Now that we’ve set the framework for hybrid cloud, it’s important to outline the advantages and disadvantages of this approach. If you recall from the earlier post on The Good, The Bad, and The Hybrid, Stephen Hawking famously said, “Without imperfection, neither you nor I would exist.” Conversely, hybrid cloud, though it marries the benefits of private and public, also carries many caveats and is not a perfect solution, especially if execution misses the mark.
First, optimistically, hybrid cloud unlocks immense opportunity for business by providing scale, capabilities, and feature sets to adapt and change direction quickly while building for future demand – the fundamentals of technological agility. The ability to turn on a dime and implement new digital experiences increases speed to market and shortens time to value, allowing business to keep up with the unique and challenging demands of the market.
Hybrid cloud also provides reliabilities in service delivery that are difficult, if not impossible, to realize and achieve in a private cloud model. It allows businesses to leverage geographically dispersed platforms to deliver services closer to technology consumers while overcoming latency and continuity concerns.

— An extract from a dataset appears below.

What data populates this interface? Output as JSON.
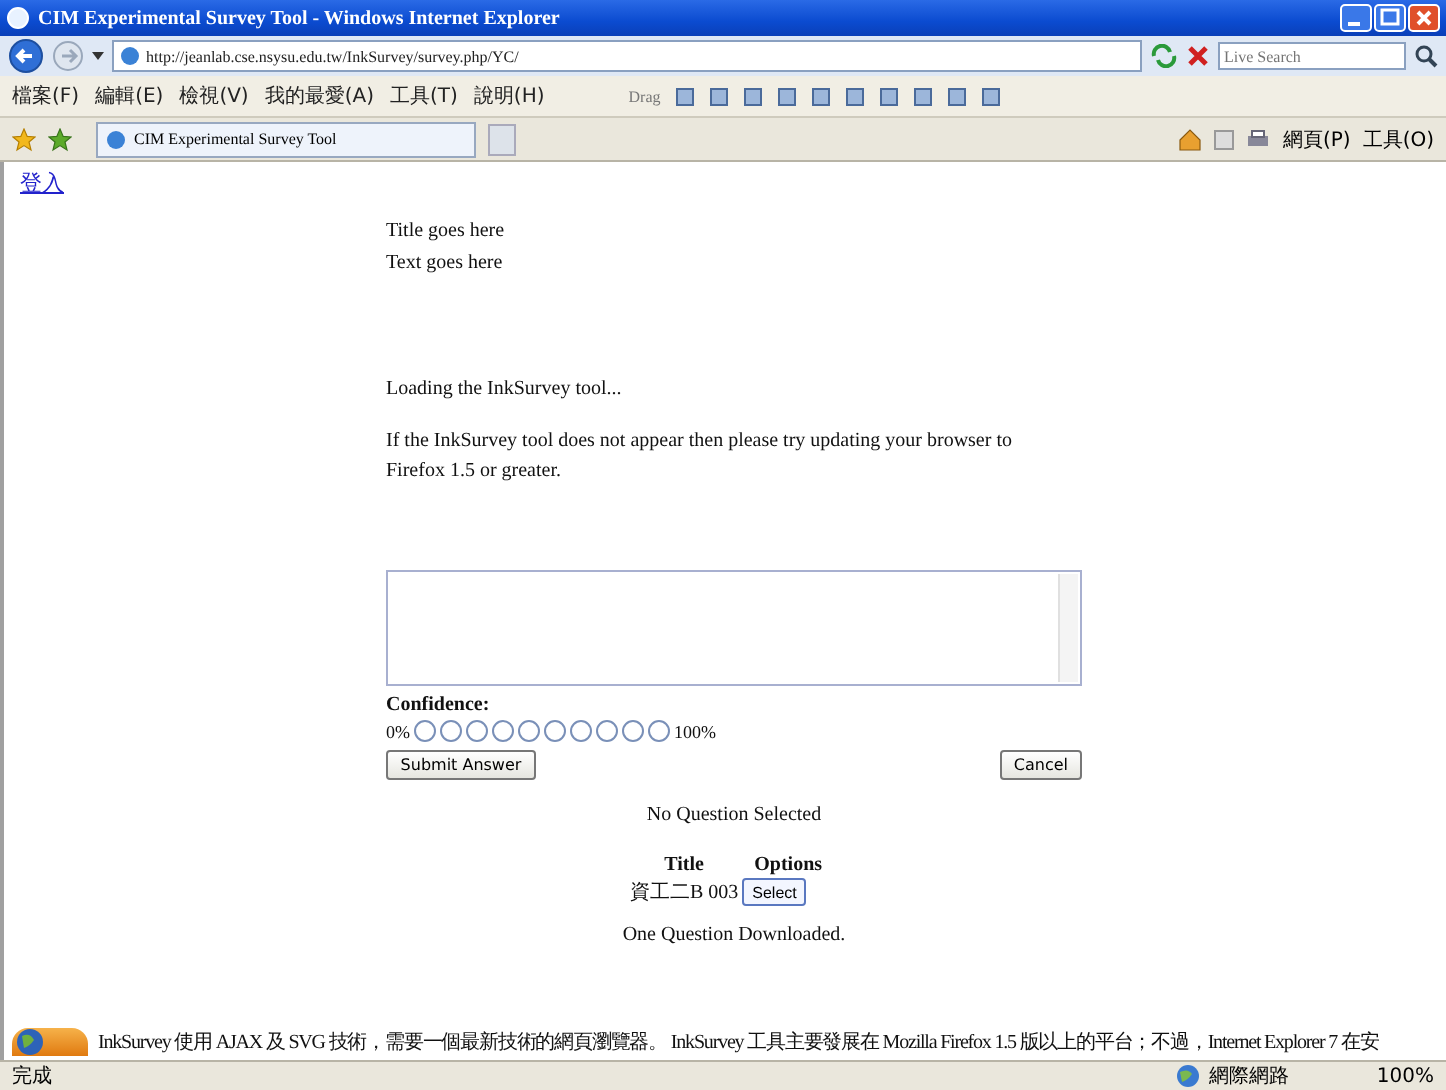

Further, hybrid cloud creates a “buffet of technology services” that may be consumed when and wherever required, allowing for efficient scale up, scale out, and even scale down, which transforms into significant cost savings on both capital and operational spend.

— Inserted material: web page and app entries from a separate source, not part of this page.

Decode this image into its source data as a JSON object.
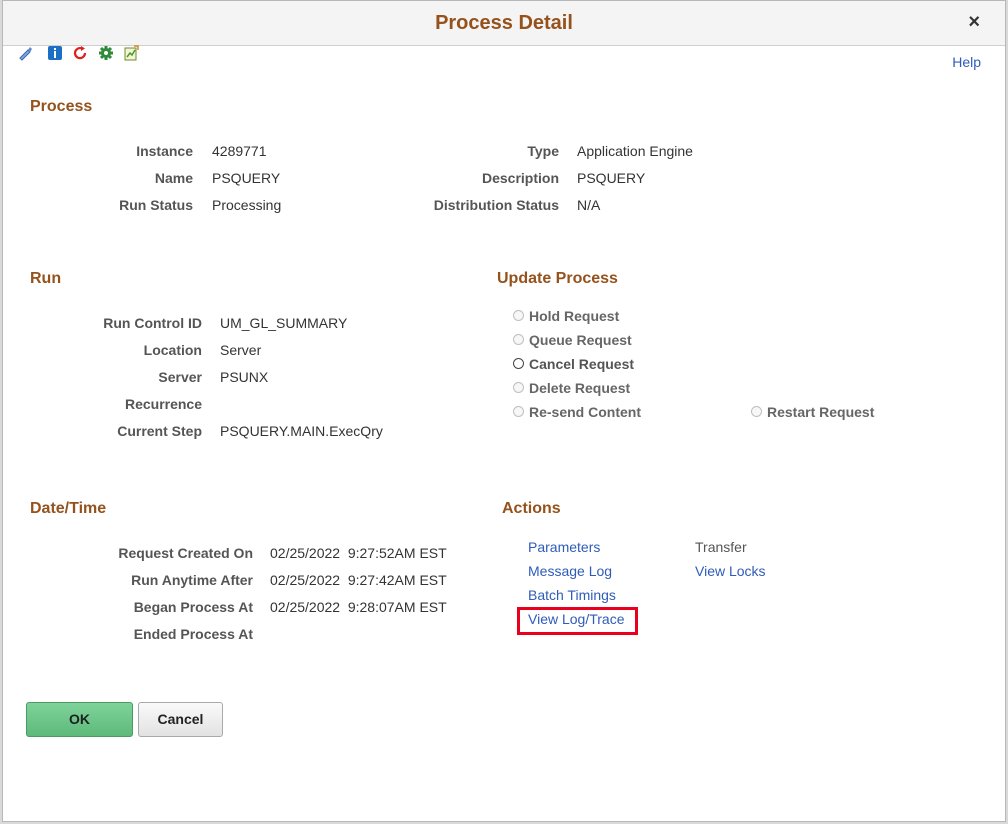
{
  "dialog": {
    "title": "Process Detail",
    "close_label": "×",
    "help_label": "Help"
  },
  "toolbar": [
    "pencil-icon",
    "info-icon",
    "refresh-icon",
    "gear-icon",
    "report-icon"
  ],
  "process": {
    "heading": "Process",
    "instance_label": "Instance",
    "instance": "4289771",
    "name_label": "Name",
    "name": "PSQUERY",
    "run_status_label": "Run Status",
    "run_status": "Processing",
    "type_label": "Type",
    "type": "Application Engine",
    "description_label": "Description",
    "description": "PSQUERY",
    "dist_status_label": "Distribution Status",
    "dist_status": "N/A"
  },
  "run": {
    "heading": "Run",
    "run_control_label": "Run Control ID",
    "run_control": "UM_GL_SUMMARY",
    "location_label": "Location",
    "location": "Server",
    "server_label": "Server",
    "server": "PSUNX",
    "recurrence_label": "Recurrence",
    "recurrence": "",
    "current_step_label": "Current Step",
    "current_step": "PSQUERY.MAIN.ExecQry"
  },
  "update": {
    "heading": "Update Process",
    "hold": "Hold Request",
    "queue": "Queue Request",
    "cancel": "Cancel Request",
    "delete": "Delete Request",
    "resend": "Re-send Content",
    "restart": "Restart Request"
  },
  "datetime": {
    "heading": "Date/Time",
    "created_label": "Request Created On",
    "created": "02/25/2022  9:27:52AM EST",
    "anytime_label": "Run Anytime After",
    "anytime": "02/25/2022  9:27:42AM EST",
    "began_label": "Began Process At",
    "began": "02/25/2022  9:28:07AM EST",
    "ended_label": "Ended Process At",
    "ended": ""
  },
  "actions": {
    "heading": "Actions",
    "parameters": "Parameters",
    "message_log": "Message Log",
    "batch_timings": "Batch Timings",
    "view_log": "View Log/Trace",
    "transfer": "Transfer",
    "view_locks": "View Locks"
  },
  "buttons": {
    "ok": "OK",
    "cancel": "Cancel"
  },
  "colors": {
    "heading": "#95521c",
    "link": "#2e5cb8",
    "highlight": "#e8001c",
    "ok": "#6cc589"
  }
}
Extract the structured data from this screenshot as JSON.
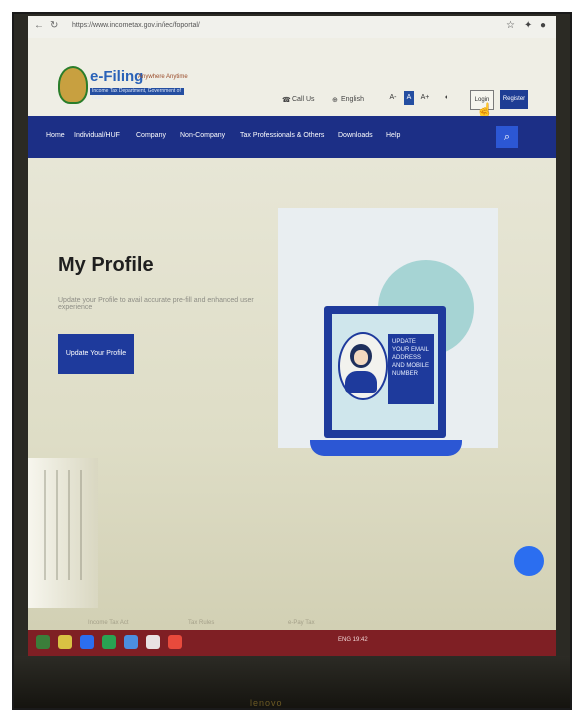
{
  "browser": {
    "url": "https://www.incometax.gov.in/iec/foportal/",
    "back_glyph": "←",
    "reload_glyph": "↻",
    "star_glyph": "☆"
  },
  "header": {
    "logo_main": "e-Filing",
    "logo_tag": "Anywhere Anytime",
    "logo_sub": "Income Tax Department, Government of India",
    "call_us": "Call Us",
    "language": "English",
    "font_minus": "A-",
    "font_normal": "A",
    "font_plus": "A+",
    "contrast": "◐",
    "login": "Login",
    "register": "Register"
  },
  "nav": {
    "items": [
      "Home",
      "Individual/HUF",
      "Company",
      "Non-Company",
      "Tax Professionals & Others",
      "Downloads",
      "Help"
    ],
    "search_glyph": "⌕"
  },
  "hero": {
    "title": "My Profile",
    "subtitle": "Update your Profile to avail accurate pre-fill and enhanced user experience",
    "button": "Update Your Profile",
    "illustration_text": "UPDATE YOUR EMAIL ADDRESS AND MOBILE NUMBER"
  },
  "footer_row": {
    "item1": "Income Tax Act",
    "item2": "Tax Rules",
    "item3": "e-Pay Tax"
  },
  "taskbar": {
    "tray_text": "ENG 19:42"
  },
  "colors": {
    "brand_blue": "#1c2f86",
    "accent_blue": "#2c57d4",
    "taskbar": "#7f1f24"
  },
  "bezel": {
    "brand": "lenovo"
  }
}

Now, donning the pessimist hat, hybrid cloud brings about many roadblocks to successful adoption. At the forefront, skillsets have been found to be the biggest obstacle towards hybrid cloud adoption. The demand for talented IT architects, engineers, and analysts with experience in public cloud platforms does not meet supply, and the onus is placed on businesses to either develop the appropriate skillsets internally, and/or engage with third party organizations, such as Third Octet, to assist partially or entirely on developing the hybrid cloud strategy through architecture to implementation.
Hybrid Cloud, at the end of the day, is simply the unison of private and public cloud and still carries all the cost concerns with each model – the heavy capital hits of private cloud infrastructure spend and the operationally intense consumption model of public cloud. Businesses must still understand where all cost implications exist within the hybrid model and thoroughly monitor consumption to prevent any runaway costs.
In developing your hybrid cloud strategy, IT must also understand the integration approach and how private and public services will be linked to provide a common delivery strategy. Hybrid service delivery requires a symbiotic relationship between applications and data and, during integration, it is imperative to maintain these relationships without the impact of latency or isolation. As well, integration of services within public cloud could be cost prohibitive (i.e. as with significantly sized workloads); therefore, if a “cloud first” mentality exists, know that not all workloads could or should run in public cloud.
As businesses have traditionally built private cloud long before any consideration of public or hybrid cloud, one will face platform duality in a hybrid model where the platform built to support private cloud (i.e. hypervisor software) will more than likely not match the platform powering public cloud. As a result, if businesses are looking to leverage a hybrid model to support portability and compatibility of workloads across the hybrid platform, it may be necessary to account for transformational requirements when any such workload is moved between cloud platforms.
And, of course, extending a private cloud to a public cloud and defining the hybrid fabric requires new methods of connectivity and dependency on such. In a pure private cloud model, dependencies on external connectivity are not as great as services exist largely in a private interconnected environment; however, when services extend beyond the private cloud model, the requirement to ensure adequate performance and maintain near continuous availability translates into a significant requirement on external connectivity to public cloud services. Unfortunately, this critical requirement is often overlooked and represents a failure in execution of a hybrid cloud model.
Take, for example, a simple migration to Office 365. Previously, e-mail connectivity to and performance of a private cloud Microsoft Exchange was outstanding – the supporting infrastructure existed within a high-speed localized networking infrastructure. As the organization moved towards Microsoft Office 365, however, performance of e-mail connectivity degraded significantly as the existing external connectivity was not appropriately sized to now support the new demand driven by public cloud services.
Lastly, hybrid cloud not only extends one’s private cloud infrastructure, it also extends existing IT teams and creates dependencies on third party organizations. What once was a straightforward task to conduct internally, such as network troubleshooting, now becomes a potentially strenuous exercise where businesses depend on the service teams affiliated with the public cloud provider.
These are just a sampling of the advantages and disadvantages of hybrid cloud and, erroring on the side of caution, it’s important to thoroughly understand the disadvantages over the advantages as execution is usually the main obstacle towards successful hybrid cloud adoption. If businesses are aware of the challenges they’ll face on their cloud journey, such as scarce skillsets, businesses will be able to plan, understand the risks, and close the gaps to ensure successful execution immediately and over the life of hybrid cloud.
How does one get started with hybrid cloud? Tune in next week.